  19. Comparison of low density and high density pedicle screw instrumentation in Lenke 1 adolescent idiopathic scoliosis.

    Science.gov (United States)

    Shen, Mingkui; Jiang, Honghui; Luo, Ming; Wang, Wengang; Li, Ning; Wang, Lulu; Xia, Lei

    2017-08-02

    The correlation between implant density and deformity correction has not yet led to a precise conclusion in adolescent idiopathic scoliosis (AIS). The aim of this study was to evaluate the effects of low density (LD) and high density (HD) pedicle screw instrumentation in terms of the clinical, radiological and Scoliosis Research Society (SRS)-22 outcomes in Lenke 1 AIS. We retrospectively reviewed 62 consecutive Lenke 1 AIS patients who underwent posterior spinal arthrodesis using all-pedicle screw instrumentation with a minimum follow-up of 24 months. The implant density was defined as the number of screws per spinal level fused. Patients were then divided into two groups according to the average implant density for the entire study. The LD group (n = 28) had fewer than 1.61 screws per level, while the HD group (n = 34) had more than 1.61 screws per level. The radiographs were analysed preoperatively, postoperatively and at final follow-up. The perioperative and SRS-22 outcomes were also assessed. Independent sample t tests were used between the two groups. Comparisons between the two groups showed no significant differences in the correction of the main thoracic curve and thoracic kyphosis, blood transfusion, hospital stay, and SRS-22 scores. Compared with the HD group, there was a decreased operating time (278.4 vs. 331.0 min, p = 0.004) and decreased blood loss (823.6 vs. 1010.9 ml, p = 0.048), pedicle screws needed (15.1 vs. 19.6, p density and high density pedicle screw instrumentation achieved satisfactory deformity correction in Lenke 1 AIS patients. However, the operating time and blood loss were reduced, and the implant costs were decreased with the use of low screw density constructs.

  20. Novel density-based and hierarchical density-based clustering algorithms for uncertain data.

    Science.gov (United States)

    Zhang, Xianchao; Liu, Han; Zhang, Xiaotong

    2017-09-01

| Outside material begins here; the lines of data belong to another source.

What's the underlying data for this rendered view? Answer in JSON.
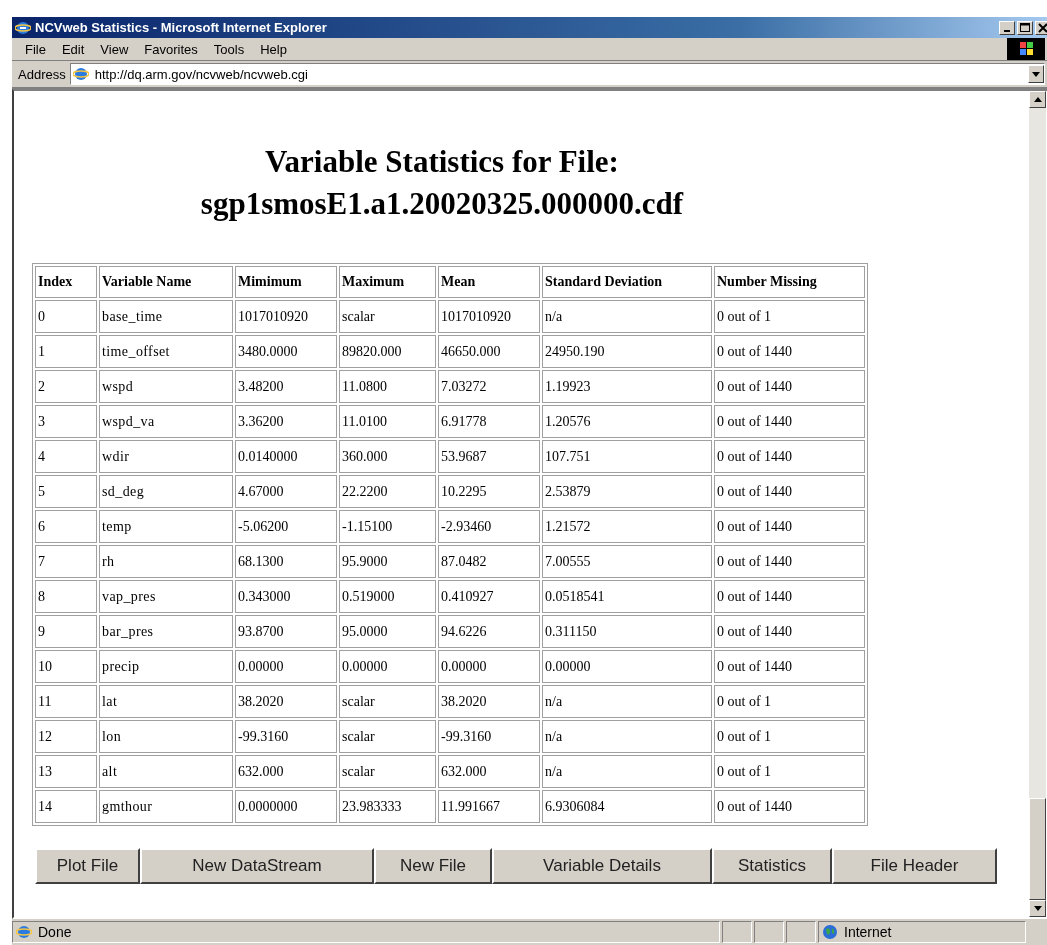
{
  "window": {
    "title": "NCVweb Statistics - Microsoft Internet Explorer"
  },
  "menu": [
    "File",
    "Edit",
    "View",
    "Favorites",
    "Tools",
    "Help"
  ],
  "address": {
    "label": "Address",
    "value": "http://dq.arm.gov/ncvweb/ncvweb.cgi"
  },
  "page": {
    "heading": [
      "Variable Statistics for File:",
      "sgp1smosE1.a1.20020325.000000.cdf"
    ],
    "table": {
      "columns": [
        "Index",
        "Variable Name",
        "Mimimum",
        "Maximum",
        "Mean",
        "Standard Deviation",
        "Number Missing"
      ],
      "rows": [
        [
          "0",
          "base_time",
          "1017010920",
          "scalar",
          "1017010920",
          "n/a",
          "0 out of 1"
        ],
        [
          "1",
          "time_offset",
          "3480.0000",
          "89820.000",
          "46650.000",
          "24950.190",
          "0 out of 1440"
        ],
        [
          "2",
          "wspd",
          "3.48200",
          "11.0800",
          "7.03272",
          "1.19923",
          "0 out of 1440"
        ],
        [
          "3",
          "wspd_va",
          "3.36200",
          "11.0100",
          "6.91778",
          "1.20576",
          "0 out of 1440"
        ],
        [
          "4",
          "wdir",
          "0.0140000",
          "360.000",
          "53.9687",
          "107.751",
          "0 out of 1440"
        ],
        [
          "5",
          "sd_deg",
          "4.67000",
          "22.2200",
          "10.2295",
          "2.53879",
          "0 out of 1440"
        ],
        [
          "6",
          "temp",
          "-5.06200",
          "-1.15100",
          "-2.93460",
          "1.21572",
          "0 out of 1440"
        ],
        [
          "7",
          "rh",
          "68.1300",
          "95.9000",
          "87.0482",
          "7.00555",
          "0 out of 1440"
        ],
        [
          "8",
          "vap_pres",
          "0.343000",
          "0.519000",
          "0.410927",
          "0.0518541",
          "0 out of 1440"
        ],
        [
          "9",
          "bar_pres",
          "93.8700",
          "95.0000",
          "94.6226",
          "0.311150",
          "0 out of 1440"
        ],
        [
          "10",
          "precip",
          "0.00000",
          "0.00000",
          "0.00000",
          "0.00000",
          "0 out of 1440"
        ],
        [
          "11",
          "lat",
          "38.2020",
          "scalar",
          "38.2020",
          "n/a",
          "0 out of 1"
        ],
        [
          "12",
          "lon",
          "-99.3160",
          "scalar",
          "-99.3160",
          "n/a",
          "0 out of 1"
        ],
        [
          "13",
          "alt",
          "632.000",
          "scalar",
          "632.000",
          "n/a",
          "0 out of 1"
        ],
        [
          "14",
          "gmthour",
          "0.0000000",
          "23.983333",
          "11.991667",
          "6.9306084",
          "0 out of 1440"
        ]
      ]
    },
    "buttons": [
      "Plot File",
      "New DataStream",
      "New File",
      "Variable Details",
      "Statistics",
      "File Header"
    ]
  },
  "status_bar": {
    "text": "Done",
    "zone": "Internet"
  }
}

    Uncertain data has posed a great challenge to traditional clustering algorithms. Recently, several algorithms have been proposed for clustering uncertain data, and among them density-based techniques seem promising for handling data uncertainty. However, some issues like losing uncertain information, high time complexity and nonadaptive threshold have not been addressed well in the previous density-based algorithm FDBSCAN and hierarchical density-based algorithm FOPTICS. In this paper, we firstly propose a novel density-based algorithm PDBSCAN, which improves the previous FDBSCAN from the following aspects: (1) it employs a more accurate method to compute the probability that the distance between two uncertain objects is less than or equal to a boundary value, instead of the sampling-based method in FDBSCAN; (2) it introduces new definitions of probability neighborhood, support degree, core object probability, direct reachability probability, thus reducing the complexity and solving the issue of nonadaptive threshold (for core object judgement) in FDBSCAN. Then, we modify the algorithm PDBSCAN to an improved version (PDBSCANi), by using a better cluster assignment strategy to ensure that every object will be assigned to the most appropriate cluster, thus solving the issue of nonadaptive threshold (for direct density reachability judgement) in FDBSCAN. Furthermore, as PDBSCAN and PDBSCANi have difficulties for clustering uncertain data with non-uniform cluster density, we propose a novel hierarchical density-based algorithm POPTICS by extending the definitions of PDBSCAN, adding new definitions of fuzzy core distance and fuzzy reachability distance, and employing a new clustering framework. POPTICS can reveal the cluster structures of the datasets with different local densities in different regions better than PDBSCAN and PDBSCANi, and it addresses the issues in FOPTICS. Experimental results demonstrate the superiority of our proposed algorithms over the existing